**EXERCISE INSTRUCTIONS**
Restate all of the entries exactly, dropping any pictures they hold.

[Excerpts from an interface dataset]

=-=-=

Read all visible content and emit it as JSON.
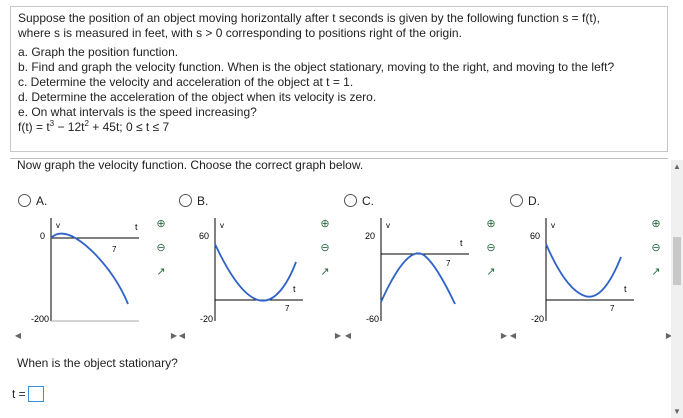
{
  "problem": {
    "intro1": "Suppose the position of an object moving horizontally after t seconds is given by the following function s = f(t),",
    "intro2": "where s is measured in feet, with s > 0 corresponding to positions right of the origin.",
    "parts": [
      "a. Graph the position function.",
      "b. Find and graph the velocity function. When is the object stationary, moving to the right, and moving to the left?",
      "c. Determine the velocity and acceleration of the object at t = 1.",
      "d. Determine the acceleration of the object when its velocity is zero.",
      "e. On what intervals is the speed increasing?"
    ],
    "function": {
      "prefix": "f(t) = t",
      "exp1": "3",
      "mid": " − 12t",
      "exp2": "2",
      "suffix": " + 45t; 0 ≤ t ≤ 7"
    }
  },
  "prompt": "Now graph the velocity function. Choose the correct graph below.",
  "options": [
    {
      "label": "A.",
      "ytop": "0",
      "ybottom": "-200",
      "xlabel": "t",
      "xmax": "7",
      "ylabel": "v"
    },
    {
      "label": "B.",
      "ytop": "60",
      "ybottom": "-20",
      "xlabel": "t",
      "xmax": "7",
      "ylabel": "v"
    },
    {
      "label": "C.",
      "ytop": "20",
      "ybottom": "-60",
      "xlabel": "t",
      "xmax": "7",
      "ylabel": "v"
    },
    {
      "label": "D.",
      "ytop": "60",
      "ybottom": "-20",
      "xlabel": "t",
      "xmax": "7",
      "ylabel": "v"
    }
  ],
  "tool_icons": [
    "zoom-in-icon",
    "zoom-out-icon",
    "external-link-icon"
  ],
  "question": "When is the object stationary?",
  "answer_label": "t =",
  "colors": {
    "curve": "#2f63c8",
    "tool": "#2b6b40",
    "answer_border": "#3a8ed6"
  }
}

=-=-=

**WORKED SOLUTION**
Read all visible content and emit it as JSON.
{
  "problem": {
    "intro1": "Suppose the position of an object moving horizontally after t seconds is given by the following function s = f(t),",
    "intro2": "where s is measured in feet, with s > 0 corresponding to positions right of the origin.",
    "parts": [
      "a. Graph the position function.",
      "b. Find and graph the velocity function. When is the object stationary, moving to the right, and moving to the left?",
      "c. Determine the velocity and acceleration of the object at t = 1.",
      "d. Determine the acceleration of the object when its velocity is zero.",
      "e. On what intervals is the speed increasing?"
    ],
    "function": {
      "prefix": "f(t) = t",
      "exp1": "3",
      "mid": " − 12t",
      "exp2": "2",
      "suffix": " + 45t; 0 ≤ t ≤ 7"
    }
  },
  "prompt": "Now graph the velocity function. Choose the correct graph below.",
  "options": [
    {
      "label": "A.",
      "ytop": "0",
      "ybottom": "-200",
      "xlabel": "t",
      "xmax": "7",
      "ylabel": "v"
    },
    {
      "label": "B.",
      "ytop": "60",
      "ybottom": "-20",
      "xlabel": "t",
      "xmax": "7",
      "ylabel": "v"
    },
    {
      "label": "C.",
      "ytop": "20",
      "ybottom": "-60",
      "xlabel": "t",
      "xmax": "7",
      "ylabel": "v"
    },
    {
      "label": "D.",
      "ytop": "60",
      "ybottom": "-20",
      "xlabel": "t",
      "xmax": "7",
      "ylabel": "v"
    }
  ],
  "tool_icons": [
    "zoom-in-icon",
    "zoom-out-icon",
    "external-link-icon"
  ],
  "question": "When is the object stationary?",
  "answer_label": "t =",
  "colors": {
    "curve": "#2f63c8",
    "tool": "#2b6b40",
    "answer_border": "#3a8ed6"
  }
}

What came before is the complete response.